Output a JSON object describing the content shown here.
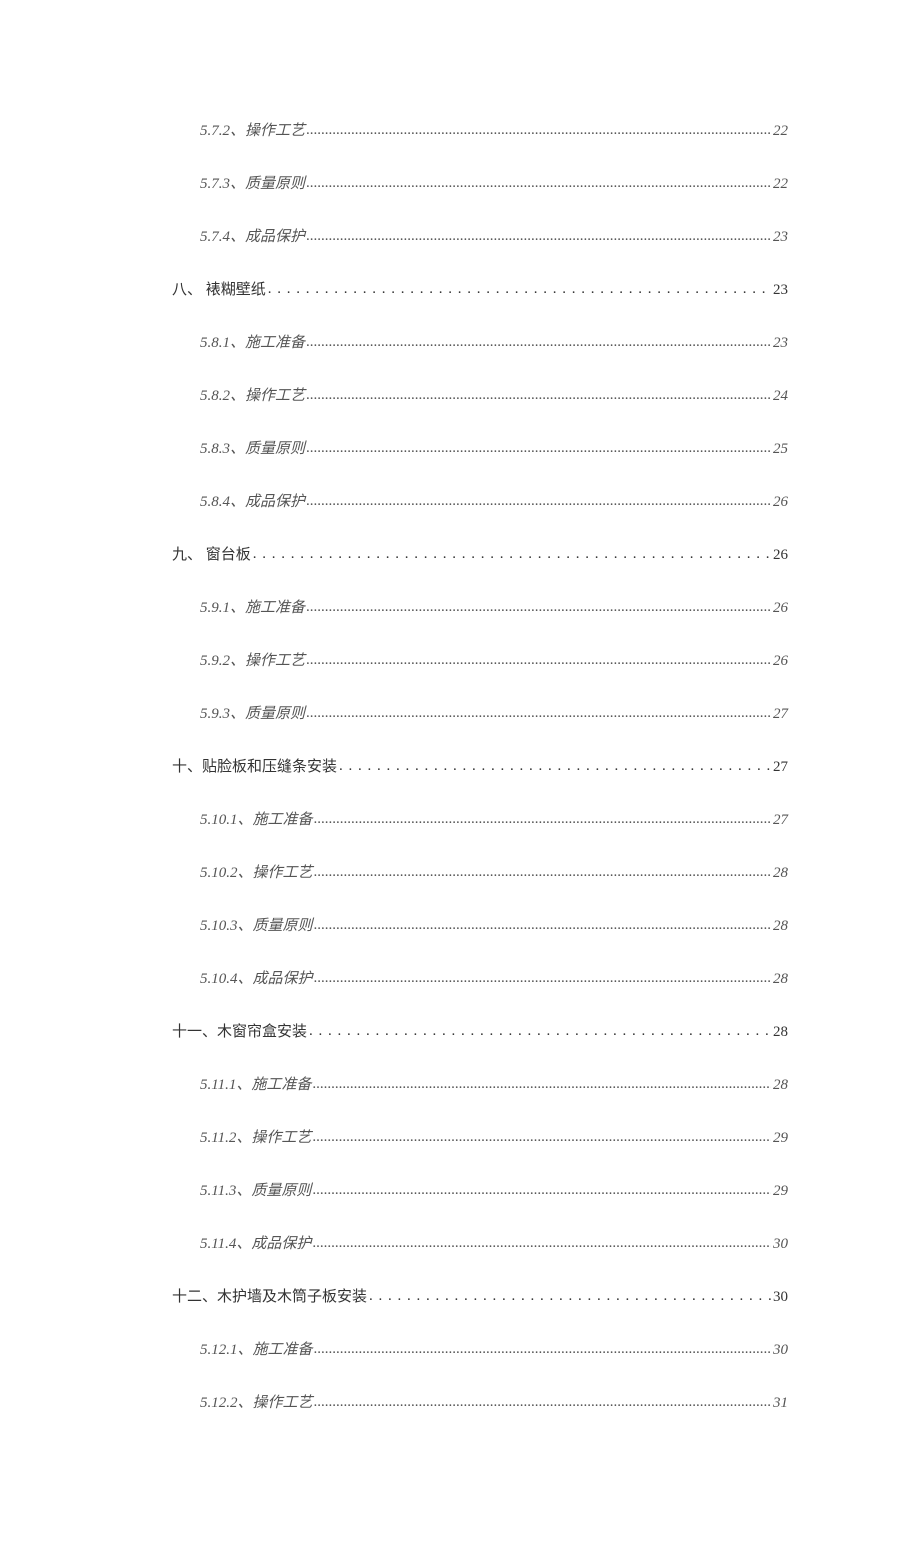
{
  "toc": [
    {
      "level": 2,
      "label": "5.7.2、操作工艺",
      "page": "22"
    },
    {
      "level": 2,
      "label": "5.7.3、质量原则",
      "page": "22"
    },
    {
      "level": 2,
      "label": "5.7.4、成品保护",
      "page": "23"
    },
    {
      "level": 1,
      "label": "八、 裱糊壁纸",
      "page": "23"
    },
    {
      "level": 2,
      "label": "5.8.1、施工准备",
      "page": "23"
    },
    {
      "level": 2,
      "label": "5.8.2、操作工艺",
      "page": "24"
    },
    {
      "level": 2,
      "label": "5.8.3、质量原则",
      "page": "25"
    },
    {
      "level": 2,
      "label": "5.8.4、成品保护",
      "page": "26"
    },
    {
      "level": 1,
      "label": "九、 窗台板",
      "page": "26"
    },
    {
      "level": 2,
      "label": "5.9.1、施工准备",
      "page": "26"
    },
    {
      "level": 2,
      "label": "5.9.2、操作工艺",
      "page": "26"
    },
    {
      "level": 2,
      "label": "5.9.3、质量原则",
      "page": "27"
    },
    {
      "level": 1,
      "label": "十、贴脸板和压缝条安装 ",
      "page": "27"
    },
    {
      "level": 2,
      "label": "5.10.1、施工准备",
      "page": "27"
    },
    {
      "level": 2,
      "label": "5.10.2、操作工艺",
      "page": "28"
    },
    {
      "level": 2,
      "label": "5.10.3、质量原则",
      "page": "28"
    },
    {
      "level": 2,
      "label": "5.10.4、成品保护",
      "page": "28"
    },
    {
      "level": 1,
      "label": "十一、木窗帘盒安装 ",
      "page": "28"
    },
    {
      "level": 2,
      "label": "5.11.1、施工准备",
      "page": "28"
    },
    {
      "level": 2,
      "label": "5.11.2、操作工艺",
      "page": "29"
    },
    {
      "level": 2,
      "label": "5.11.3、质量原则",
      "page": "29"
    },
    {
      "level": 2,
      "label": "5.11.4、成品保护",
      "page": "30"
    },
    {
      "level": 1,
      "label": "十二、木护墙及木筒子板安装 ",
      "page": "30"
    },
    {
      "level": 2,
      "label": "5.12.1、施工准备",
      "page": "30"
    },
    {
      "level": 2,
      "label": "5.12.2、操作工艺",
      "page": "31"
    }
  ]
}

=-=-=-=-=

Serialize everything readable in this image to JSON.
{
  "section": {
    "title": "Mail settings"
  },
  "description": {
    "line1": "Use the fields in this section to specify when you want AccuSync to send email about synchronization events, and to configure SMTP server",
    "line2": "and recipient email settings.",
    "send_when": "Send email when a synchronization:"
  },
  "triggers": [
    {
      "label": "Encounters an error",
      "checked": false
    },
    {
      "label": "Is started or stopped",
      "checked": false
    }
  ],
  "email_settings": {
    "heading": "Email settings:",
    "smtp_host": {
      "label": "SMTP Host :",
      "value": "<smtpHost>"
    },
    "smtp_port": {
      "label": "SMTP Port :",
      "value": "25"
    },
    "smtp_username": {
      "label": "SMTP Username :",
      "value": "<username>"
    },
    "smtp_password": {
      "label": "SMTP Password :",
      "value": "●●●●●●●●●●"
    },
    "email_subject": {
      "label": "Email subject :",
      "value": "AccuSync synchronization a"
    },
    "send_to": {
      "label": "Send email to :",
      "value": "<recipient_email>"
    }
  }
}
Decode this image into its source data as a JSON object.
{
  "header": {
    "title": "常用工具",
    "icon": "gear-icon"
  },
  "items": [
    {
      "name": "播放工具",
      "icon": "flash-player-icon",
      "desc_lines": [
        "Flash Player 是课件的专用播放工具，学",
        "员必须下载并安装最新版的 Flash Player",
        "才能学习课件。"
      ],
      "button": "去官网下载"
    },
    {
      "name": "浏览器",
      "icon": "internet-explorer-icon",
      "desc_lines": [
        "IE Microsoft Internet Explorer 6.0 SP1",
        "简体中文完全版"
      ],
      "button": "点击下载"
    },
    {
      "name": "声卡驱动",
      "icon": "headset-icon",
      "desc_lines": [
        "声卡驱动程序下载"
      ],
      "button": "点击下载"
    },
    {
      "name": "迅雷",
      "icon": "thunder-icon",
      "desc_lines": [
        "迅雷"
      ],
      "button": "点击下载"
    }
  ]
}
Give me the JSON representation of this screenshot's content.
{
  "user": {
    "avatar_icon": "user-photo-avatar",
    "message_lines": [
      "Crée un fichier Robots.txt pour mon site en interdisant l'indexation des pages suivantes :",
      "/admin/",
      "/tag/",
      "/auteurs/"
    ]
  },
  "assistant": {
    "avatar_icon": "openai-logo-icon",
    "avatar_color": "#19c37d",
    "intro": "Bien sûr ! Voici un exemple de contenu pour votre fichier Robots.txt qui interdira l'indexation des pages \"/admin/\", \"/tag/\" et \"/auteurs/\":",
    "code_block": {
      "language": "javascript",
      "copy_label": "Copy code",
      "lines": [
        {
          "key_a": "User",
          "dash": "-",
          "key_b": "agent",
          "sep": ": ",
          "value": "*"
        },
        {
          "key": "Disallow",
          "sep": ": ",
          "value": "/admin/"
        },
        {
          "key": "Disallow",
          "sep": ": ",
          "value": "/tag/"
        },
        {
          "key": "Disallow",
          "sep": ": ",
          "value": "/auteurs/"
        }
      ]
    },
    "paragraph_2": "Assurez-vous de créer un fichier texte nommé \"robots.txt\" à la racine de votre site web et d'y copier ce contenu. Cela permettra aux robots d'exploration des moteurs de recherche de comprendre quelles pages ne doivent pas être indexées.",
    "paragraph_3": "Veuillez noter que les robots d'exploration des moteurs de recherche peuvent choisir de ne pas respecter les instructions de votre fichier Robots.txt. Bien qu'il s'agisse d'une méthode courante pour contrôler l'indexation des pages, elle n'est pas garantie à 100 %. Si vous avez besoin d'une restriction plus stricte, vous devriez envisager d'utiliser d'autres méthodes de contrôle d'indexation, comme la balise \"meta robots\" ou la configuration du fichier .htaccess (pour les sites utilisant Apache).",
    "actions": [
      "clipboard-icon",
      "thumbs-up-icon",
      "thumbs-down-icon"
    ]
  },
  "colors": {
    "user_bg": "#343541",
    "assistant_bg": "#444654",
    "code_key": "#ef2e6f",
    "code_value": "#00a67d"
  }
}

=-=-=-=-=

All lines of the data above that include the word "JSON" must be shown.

Output a JSON object describing the content shown here.
Serialize everything readable in this image to JSON.
Decode this image into its source data as a JSON object.
Give me the JSON representation of this screenshot's content.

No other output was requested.